• **Exercise prompt**: Scan the records for "name". Show the matching lines.

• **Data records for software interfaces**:
++++++++

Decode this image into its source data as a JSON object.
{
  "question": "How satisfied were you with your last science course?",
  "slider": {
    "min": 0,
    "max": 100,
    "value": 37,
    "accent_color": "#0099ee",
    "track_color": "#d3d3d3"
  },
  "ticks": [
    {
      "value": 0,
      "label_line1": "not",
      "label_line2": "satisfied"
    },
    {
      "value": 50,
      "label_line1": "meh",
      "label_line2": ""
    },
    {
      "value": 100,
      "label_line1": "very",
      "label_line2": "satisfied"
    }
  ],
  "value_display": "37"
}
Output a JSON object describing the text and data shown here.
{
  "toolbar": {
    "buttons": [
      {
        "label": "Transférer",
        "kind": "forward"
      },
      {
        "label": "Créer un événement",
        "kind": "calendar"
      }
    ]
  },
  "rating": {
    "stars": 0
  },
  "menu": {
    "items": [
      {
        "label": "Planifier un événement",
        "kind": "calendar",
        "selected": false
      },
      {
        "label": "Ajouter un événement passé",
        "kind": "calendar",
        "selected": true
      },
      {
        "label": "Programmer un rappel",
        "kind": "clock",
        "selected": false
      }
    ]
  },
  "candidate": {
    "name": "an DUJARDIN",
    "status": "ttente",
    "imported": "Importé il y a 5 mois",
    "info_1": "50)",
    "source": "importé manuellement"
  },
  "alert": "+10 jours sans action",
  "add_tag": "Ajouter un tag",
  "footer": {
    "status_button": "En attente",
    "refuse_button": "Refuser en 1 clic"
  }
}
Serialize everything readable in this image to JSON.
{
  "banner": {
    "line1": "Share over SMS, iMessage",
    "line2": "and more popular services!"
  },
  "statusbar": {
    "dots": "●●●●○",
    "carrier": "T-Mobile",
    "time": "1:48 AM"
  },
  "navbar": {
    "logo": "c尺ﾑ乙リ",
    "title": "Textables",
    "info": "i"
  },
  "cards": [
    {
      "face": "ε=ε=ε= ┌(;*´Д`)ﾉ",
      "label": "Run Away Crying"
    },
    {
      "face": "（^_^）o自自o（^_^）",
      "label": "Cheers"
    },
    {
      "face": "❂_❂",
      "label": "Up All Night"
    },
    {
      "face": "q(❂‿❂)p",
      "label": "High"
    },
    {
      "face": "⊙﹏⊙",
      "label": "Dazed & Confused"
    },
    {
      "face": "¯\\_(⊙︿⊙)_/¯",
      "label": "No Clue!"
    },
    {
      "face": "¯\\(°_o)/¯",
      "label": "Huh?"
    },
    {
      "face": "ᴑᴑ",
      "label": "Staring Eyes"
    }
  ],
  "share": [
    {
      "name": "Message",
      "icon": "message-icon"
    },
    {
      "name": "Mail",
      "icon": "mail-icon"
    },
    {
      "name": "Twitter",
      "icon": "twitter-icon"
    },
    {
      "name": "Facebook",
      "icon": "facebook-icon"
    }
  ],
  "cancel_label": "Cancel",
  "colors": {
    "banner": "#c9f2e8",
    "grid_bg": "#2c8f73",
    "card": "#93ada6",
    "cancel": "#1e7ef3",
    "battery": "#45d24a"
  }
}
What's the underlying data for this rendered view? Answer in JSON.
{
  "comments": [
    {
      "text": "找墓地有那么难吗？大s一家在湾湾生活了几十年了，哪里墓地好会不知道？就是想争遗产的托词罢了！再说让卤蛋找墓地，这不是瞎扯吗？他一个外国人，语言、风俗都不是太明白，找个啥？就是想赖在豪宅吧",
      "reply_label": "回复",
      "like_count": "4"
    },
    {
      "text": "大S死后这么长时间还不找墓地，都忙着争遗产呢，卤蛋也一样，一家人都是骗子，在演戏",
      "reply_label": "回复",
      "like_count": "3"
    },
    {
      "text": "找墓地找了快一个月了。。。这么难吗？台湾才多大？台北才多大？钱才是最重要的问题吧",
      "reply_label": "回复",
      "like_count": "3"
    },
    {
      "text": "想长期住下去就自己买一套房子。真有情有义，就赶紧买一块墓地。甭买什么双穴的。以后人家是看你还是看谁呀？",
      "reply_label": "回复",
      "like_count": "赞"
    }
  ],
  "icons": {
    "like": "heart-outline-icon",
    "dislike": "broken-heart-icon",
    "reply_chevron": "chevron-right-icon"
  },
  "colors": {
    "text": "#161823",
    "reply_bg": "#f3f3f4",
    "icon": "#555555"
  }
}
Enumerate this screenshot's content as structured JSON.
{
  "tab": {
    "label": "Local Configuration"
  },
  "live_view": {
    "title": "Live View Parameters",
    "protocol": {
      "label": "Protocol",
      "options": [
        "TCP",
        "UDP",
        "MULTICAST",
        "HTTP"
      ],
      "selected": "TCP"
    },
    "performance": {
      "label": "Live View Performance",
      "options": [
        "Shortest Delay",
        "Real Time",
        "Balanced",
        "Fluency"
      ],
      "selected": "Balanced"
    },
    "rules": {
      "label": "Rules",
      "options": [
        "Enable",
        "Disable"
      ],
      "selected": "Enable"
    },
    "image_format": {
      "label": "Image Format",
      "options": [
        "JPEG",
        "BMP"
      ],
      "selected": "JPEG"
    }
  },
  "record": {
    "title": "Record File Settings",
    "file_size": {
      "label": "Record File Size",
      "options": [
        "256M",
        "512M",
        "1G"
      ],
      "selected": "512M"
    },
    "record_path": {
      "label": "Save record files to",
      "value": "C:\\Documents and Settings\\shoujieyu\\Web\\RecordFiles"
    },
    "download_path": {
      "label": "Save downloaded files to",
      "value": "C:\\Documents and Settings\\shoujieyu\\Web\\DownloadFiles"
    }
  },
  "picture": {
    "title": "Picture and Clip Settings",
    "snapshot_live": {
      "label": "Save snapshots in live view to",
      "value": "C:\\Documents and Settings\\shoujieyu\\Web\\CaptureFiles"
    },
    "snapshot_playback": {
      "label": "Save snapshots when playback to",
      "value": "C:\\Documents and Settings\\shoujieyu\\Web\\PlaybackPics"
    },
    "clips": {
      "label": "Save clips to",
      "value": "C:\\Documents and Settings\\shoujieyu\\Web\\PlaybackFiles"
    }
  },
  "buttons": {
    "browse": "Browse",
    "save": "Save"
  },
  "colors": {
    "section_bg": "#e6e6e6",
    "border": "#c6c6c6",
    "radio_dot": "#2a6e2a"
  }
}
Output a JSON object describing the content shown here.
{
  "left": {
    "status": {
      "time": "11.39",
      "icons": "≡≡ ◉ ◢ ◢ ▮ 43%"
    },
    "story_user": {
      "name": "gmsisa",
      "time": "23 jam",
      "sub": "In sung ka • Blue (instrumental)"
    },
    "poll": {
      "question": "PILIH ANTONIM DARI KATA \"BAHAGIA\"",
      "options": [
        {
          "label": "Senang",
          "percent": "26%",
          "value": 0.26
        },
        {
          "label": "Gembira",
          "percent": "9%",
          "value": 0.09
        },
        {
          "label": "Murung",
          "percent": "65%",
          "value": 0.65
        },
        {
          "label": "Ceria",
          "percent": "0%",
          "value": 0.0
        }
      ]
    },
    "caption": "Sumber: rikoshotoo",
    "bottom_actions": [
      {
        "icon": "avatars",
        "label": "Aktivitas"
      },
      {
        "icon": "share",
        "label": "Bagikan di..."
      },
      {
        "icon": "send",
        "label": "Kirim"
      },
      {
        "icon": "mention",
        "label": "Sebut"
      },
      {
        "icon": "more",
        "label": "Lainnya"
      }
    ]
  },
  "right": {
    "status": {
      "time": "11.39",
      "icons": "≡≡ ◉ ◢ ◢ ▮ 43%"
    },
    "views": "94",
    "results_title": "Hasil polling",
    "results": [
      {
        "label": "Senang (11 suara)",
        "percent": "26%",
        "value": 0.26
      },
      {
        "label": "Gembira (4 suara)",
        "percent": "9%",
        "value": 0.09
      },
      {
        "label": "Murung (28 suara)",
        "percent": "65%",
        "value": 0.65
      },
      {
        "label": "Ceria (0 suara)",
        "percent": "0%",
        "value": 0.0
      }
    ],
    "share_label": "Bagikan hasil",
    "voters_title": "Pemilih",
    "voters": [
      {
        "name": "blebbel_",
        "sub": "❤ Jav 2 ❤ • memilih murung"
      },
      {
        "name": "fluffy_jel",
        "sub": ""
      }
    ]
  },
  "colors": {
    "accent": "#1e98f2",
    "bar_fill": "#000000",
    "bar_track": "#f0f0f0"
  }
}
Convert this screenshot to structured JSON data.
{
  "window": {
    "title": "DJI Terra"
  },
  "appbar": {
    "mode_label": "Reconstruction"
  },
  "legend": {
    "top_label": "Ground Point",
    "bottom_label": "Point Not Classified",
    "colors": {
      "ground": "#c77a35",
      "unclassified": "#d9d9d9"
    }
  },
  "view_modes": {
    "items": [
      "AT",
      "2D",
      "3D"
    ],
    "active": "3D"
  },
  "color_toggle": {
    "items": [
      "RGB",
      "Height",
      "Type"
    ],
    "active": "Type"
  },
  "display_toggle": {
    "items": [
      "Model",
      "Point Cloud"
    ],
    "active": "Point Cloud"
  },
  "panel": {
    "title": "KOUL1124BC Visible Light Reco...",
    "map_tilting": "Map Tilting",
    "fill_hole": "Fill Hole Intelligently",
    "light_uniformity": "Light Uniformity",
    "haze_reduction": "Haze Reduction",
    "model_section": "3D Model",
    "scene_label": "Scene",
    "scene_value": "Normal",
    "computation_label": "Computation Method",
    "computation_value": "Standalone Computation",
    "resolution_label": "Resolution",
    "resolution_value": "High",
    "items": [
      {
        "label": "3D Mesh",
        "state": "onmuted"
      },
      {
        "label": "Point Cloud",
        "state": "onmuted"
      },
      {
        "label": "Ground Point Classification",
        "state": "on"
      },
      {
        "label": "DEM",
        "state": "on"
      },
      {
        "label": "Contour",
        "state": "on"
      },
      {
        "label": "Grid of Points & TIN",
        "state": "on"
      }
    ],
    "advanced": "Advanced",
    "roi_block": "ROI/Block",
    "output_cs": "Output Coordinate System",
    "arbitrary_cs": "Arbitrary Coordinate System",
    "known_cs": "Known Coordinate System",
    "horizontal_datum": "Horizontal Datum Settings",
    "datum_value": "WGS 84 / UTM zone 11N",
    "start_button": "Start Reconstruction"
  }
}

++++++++

• **Result of the task**:
    "name": "an DUJARDIN",
      "name": "Message",
      "name": "Mail",
      "name": "Twitter",
      "name": "Facebook",
      "name": "gmsisa",
        "name": "blebbel_",
        "name": "fluffy_jel",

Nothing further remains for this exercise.